Interface dataset entries
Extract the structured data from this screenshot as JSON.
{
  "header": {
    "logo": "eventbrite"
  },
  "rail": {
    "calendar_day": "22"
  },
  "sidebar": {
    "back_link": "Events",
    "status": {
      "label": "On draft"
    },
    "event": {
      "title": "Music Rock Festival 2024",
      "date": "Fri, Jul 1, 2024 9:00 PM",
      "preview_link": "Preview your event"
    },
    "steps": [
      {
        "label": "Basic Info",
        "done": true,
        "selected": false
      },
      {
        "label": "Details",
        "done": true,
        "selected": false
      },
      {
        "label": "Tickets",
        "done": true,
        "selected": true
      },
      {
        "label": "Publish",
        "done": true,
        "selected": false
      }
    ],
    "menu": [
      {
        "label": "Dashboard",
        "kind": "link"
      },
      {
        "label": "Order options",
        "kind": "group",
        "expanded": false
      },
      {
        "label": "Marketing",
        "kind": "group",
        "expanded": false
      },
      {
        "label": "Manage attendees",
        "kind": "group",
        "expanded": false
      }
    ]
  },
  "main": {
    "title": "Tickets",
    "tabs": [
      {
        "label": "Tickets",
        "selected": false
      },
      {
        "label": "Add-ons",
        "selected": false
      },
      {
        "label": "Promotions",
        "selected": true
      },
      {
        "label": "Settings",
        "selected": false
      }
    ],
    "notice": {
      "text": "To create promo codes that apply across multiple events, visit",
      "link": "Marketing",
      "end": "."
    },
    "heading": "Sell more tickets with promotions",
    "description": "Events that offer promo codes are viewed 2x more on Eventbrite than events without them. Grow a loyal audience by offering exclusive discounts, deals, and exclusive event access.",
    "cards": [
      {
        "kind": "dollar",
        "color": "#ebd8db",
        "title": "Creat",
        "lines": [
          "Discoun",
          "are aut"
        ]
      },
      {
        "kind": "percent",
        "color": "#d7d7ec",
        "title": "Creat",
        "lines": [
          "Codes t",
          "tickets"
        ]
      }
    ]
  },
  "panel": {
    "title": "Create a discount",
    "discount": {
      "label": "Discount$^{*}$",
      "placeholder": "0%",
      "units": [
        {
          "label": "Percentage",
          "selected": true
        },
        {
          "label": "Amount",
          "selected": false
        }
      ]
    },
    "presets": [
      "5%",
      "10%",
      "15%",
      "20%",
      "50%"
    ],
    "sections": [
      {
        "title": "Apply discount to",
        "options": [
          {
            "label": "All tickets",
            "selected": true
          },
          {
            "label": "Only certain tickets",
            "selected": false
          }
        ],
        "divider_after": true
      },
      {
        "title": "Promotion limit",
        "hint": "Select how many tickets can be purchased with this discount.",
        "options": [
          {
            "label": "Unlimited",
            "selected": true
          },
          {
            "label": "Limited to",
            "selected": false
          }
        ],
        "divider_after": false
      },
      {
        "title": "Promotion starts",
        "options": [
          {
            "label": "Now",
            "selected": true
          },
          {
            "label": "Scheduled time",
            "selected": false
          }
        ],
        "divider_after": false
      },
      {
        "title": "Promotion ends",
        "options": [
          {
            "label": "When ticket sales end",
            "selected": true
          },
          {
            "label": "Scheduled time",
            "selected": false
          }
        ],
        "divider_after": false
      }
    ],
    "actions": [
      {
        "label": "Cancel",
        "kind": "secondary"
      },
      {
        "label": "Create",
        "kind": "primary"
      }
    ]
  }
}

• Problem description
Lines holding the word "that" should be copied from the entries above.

• Solution
      "text": "To create promo codes that apply across multiple events, visit",
    "description": "Events that offer promo codes are viewed 2x more on Eventbrite than events without them. Grow a loyal audience by offering exclusive discounts, deals, and exclusive event access.",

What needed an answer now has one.